Fuck first impressions. One gasp of the wheezing accordion that opens Model Village’s debut album might cause consternation amongst some of you, perhaps thinking of the dreadful things that pop music has done in the name of folk lately. But fear not! This is no exercise in bleating tedium à la Mumford & Sons, nor is it even vaguely close to the utter uselessness of Frank Turner – there’s certainly a folk influence at work here, but this is good ol’ classic indie above all. As proven when a tumbling drum roll nudges us gently into the fluorescent ‘Hang Ups Goodbye’, and all worries are cast aside. It sways, soothes and sighs – a little tweaking to the arrangement and Ian Scanlon’s gliding melody could almost have belonged to James Mercer, back when he still gave a shit. Basically, it’s a pretty fucking lovely way to start.
Ok, it’s not the sort of record that will change your life (Such a curious aspiration, don’t you think? Enhancement is nice enough) but this bunch know their way around a simple hook. The likes of ‘Harder And Harder’ would have us believe that Model Village are some sort of country act, but their choruses are too euphoric, too damn staring-defiantly-at-the-sun heroic for that. Country music revels laconically in pain, acknowledging it almost as an inevitability. Scanlon’s Robert Smith-esque tones certainly have their fair share of heartache tucked away between those tremulous pipes, but his melodies look for the rainbow on the other side. These songs soothe. They heal. They strive for more. ‘Dog Watches’, for instance, initially threatens to be little more than a minor chord dirge before unexpectedly bursting beautifully into flames. That voice practically explodes with sadness and hope, finding space in the chasm between those two contrasting emotions and turning them into something wonderfully pure. It is undiluted loveliness.
The focus isn’t squarely on Scanlon, however. Rachel Duncan’s performance on ‘Josefina’ is Harriet Wheeler-esque, all natural dips’n’dives, beautiful and resplendent with affinity for the melody. The understated grace of her voice has an almost mournful tinge that’s perfect for this simple sweetness, as is bassist Daniel Carney’s warmly elegiac croon on closing track ‘Sweets’. Honours shared, and rightly so.

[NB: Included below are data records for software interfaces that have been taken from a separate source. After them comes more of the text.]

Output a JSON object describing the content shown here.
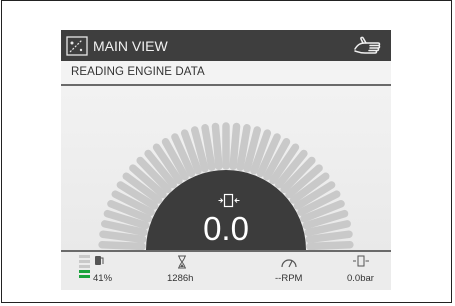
{
  "header": {
    "title": "MAIN VIEW",
    "view_icon": "main-view-icon",
    "hand_icon": "hand-icon"
  },
  "subheader": {
    "status": "READING ENGINE DATA"
  },
  "gauge": {
    "value": "0.0",
    "level": 0,
    "icon": "engine-hub-icon"
  },
  "footer": {
    "fuel": {
      "value": "41%",
      "level_percent": 41
    },
    "hours": {
      "value": "1286h"
    },
    "rpm": {
      "value": "--RPM"
    },
    "pressure": {
      "value": "0.0bar"
    }
  },
  "colors": {
    "header": "#3e3e3e",
    "hub": "#3c3c3c",
    "fuel_green": "#1aa43c",
    "segment": "#c9c9c9"
  }
}
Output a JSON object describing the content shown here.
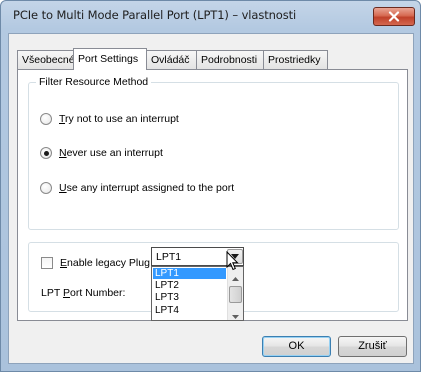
{
  "window": {
    "title": "PCIe to Multi Mode Parallel Port (LPT1) – vlastnosti",
    "close_label": "close"
  },
  "tabs": [
    {
      "label": "Všeobecné",
      "active": false
    },
    {
      "label": "Port Settings",
      "active": true
    },
    {
      "label": "Ovládáč",
      "active": false
    },
    {
      "label": "Podrobnosti",
      "active": false
    },
    {
      "label": "Prostriedky",
      "active": false
    }
  ],
  "filter_group": {
    "legend": "Filter Resource Method",
    "options": [
      {
        "mnemonic": "T",
        "rest": "ry not to use an interrupt",
        "checked": false
      },
      {
        "mnemonic": "N",
        "rest": "ever use an interrupt",
        "checked": true
      },
      {
        "mnemonic": "U",
        "rest": "se any interrupt assigned to the port",
        "checked": false
      }
    ]
  },
  "legacy": {
    "checkbox_mnemonic": "E",
    "checkbox_rest": "nable legacy Plug and Play detection",
    "checked": false
  },
  "lpt": {
    "label_pre": "LPT ",
    "label_mnemonic": "P",
    "label_post": "ort Number:",
    "selected": "LPT1",
    "options": [
      "LPT1",
      "LPT2",
      "LPT3",
      "LPT4"
    ]
  },
  "buttons": {
    "ok": "OK",
    "cancel": "Zrušiť"
  }
}
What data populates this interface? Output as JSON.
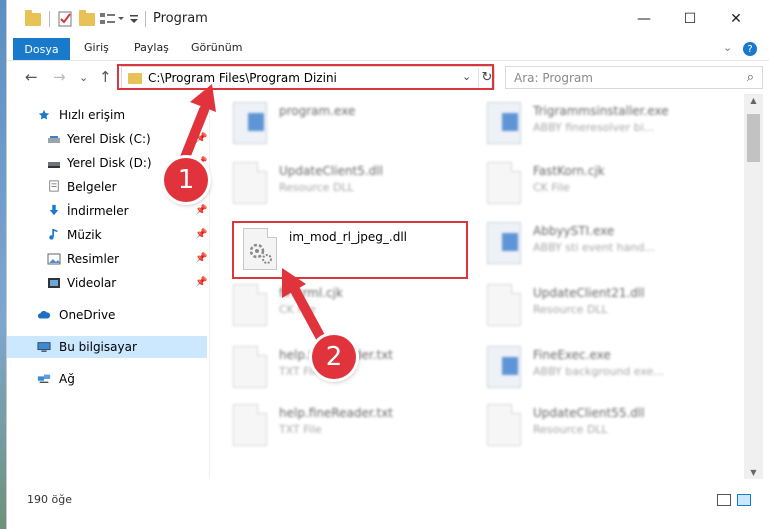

Highlights come in the form of ‘2003’ and ‘Next Xmas’, the former a breezy meditation on reflection, and the fulfilment gained by seeing one’s “teenage dreams come true”. It’s as deft as The Shins (them again) at their finest and utterly, completely ace with it. The latter, meanwhile, is a subtly-expansive gem led by glockenspiel and a delirious, lilting bassline, before the whole thing gives way to a mesmeric ‘Silent Night’ coda. It winds up with Ian promising “next year will be the best one yet”, audibly pleading with himself to believe his own words. Uplifting, affecting and wearing its battered heart unashamedly on its sleeve, it’s pretty much all you could want from a Christmas song. Which is ever so slightly jarring in May, true, but this’ll make its way onto plenty of festive playlists come December.
Admittedly, for all the gushing praise lavished upon A Solution To Everything in this here review, it’s not quite perfect. Despite the shimmering prettiness of the melodies, not every track manages to be captivating. But if that’s your only real negative, you’ve gotta be doing something right, no? Let’s hope future visits to the Model Village are as memorable as this – it’s the overall impression that counts.